"The economy must serve the people, not the other way around. Work is more than a way to make a living; it is form of continuing participation in God's creation."
U.S. Conference of Catholic Bishops
The challenges facing Black workers are vast. We suffer from some of the highest rates of unemployment and low wage work. In Chicago and nationally, more than 50% of Black workers are either unemployed or stuck working a low wage job. And to add insult to injury, a significant portion of low wage Black workers are victims of Wage Theft. Our Dignity of Work Campaign focuses on organizing marginalized Black workers to fight for access to good jobs, family-supporting wages and benefits, and freedom to speak up at work or form a union without fear of retaliation from employers.
Our Dignity of Work Campaign consist of four core areas:
- Jobs Vouchers for Formerly Incarcerated People - The State of Illinois spends around $25,000 per year for each person we incarcerate. The majority of these people are Black and Latino. As we work to end the criminalization of race and reduce the prison population, we're advocating for that money to be reinvested in the people and communities most impacted by racialized criminal justice system. That's why we're pushing for policy that will give a $15,000 tax credit to businesses that hire formerly incarcerated people, and pay them a living wage with benefits. But instead of the tax credit going directly to the business, it will be in the form of a voucher that is tied to the individual. The Jobs Voucher will be a big incentive for businesses to take a chance and hire someone with a criminal record.
- Increase the Minimum Wage - Around 40% of Black workers in Illinois are working in low wage jobs. That means they're not making enough money to support themselves and their families. The minimum wage in Illinois is $8.25 per hour. That means a single mother with two children, working full time at a minimum wage, would be living in poverty. No worker can survive on $8.25. That's why we're fighting for a $15 minimum wage.

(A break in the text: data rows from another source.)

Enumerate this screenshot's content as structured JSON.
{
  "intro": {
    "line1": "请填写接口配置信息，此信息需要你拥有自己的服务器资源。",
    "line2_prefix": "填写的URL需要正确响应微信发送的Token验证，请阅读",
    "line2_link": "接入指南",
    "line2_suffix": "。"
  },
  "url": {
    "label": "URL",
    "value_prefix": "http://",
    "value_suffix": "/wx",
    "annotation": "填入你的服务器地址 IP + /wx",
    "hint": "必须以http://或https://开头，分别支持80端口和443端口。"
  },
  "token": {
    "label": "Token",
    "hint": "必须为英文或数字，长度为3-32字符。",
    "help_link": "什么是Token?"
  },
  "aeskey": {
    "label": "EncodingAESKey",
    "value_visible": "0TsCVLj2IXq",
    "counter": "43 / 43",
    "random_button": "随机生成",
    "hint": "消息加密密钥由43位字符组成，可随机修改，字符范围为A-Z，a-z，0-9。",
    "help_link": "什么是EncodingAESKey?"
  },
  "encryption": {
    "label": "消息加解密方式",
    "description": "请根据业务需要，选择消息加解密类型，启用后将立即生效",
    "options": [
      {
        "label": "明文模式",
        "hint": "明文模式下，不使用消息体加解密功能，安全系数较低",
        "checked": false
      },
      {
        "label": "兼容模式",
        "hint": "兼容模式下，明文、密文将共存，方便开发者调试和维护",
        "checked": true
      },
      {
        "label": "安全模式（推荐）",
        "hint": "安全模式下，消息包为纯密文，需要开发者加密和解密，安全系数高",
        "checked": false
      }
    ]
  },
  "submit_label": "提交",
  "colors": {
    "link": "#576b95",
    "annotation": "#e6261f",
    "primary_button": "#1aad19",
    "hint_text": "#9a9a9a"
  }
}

- The Blacks in Construction Project - There is a long history of anti-Black bias and discrimination in the construction industry. Our organization is fighting against racial discrimination and for equal opportunity in one of the few industries that pays family-supporting wages. Black workers are grossly underrepresented in the construction sector in the Chicago area. Although Blacks represent over 30% of the City of Chicago's population, they make up less than 5% of the construction workforce. We are working with our allies at the Coalition of Black Trade Unionist (CBTU) to put an end to the discrimination against Black workers in construction.
- End Wage Theft - It's ironic that while Black people are the most criminalized group in this country, we are at the same time the criminalized by employers through the stealing of our wages. Our leaders have been surveying Black workers throughout the City of Chicago, and we've discovered that more than 60% them have been victims of Wage Theft. But due to a lack of awareness or the belief that any job is better than no job, none of the workers we surveyed filed a complaint or tried to fight to recoup their wages. Our organization is committed to raising awareness in the Black community about Wage Theft, and organizing Black workers to fight to get back the money that's been stolen from them.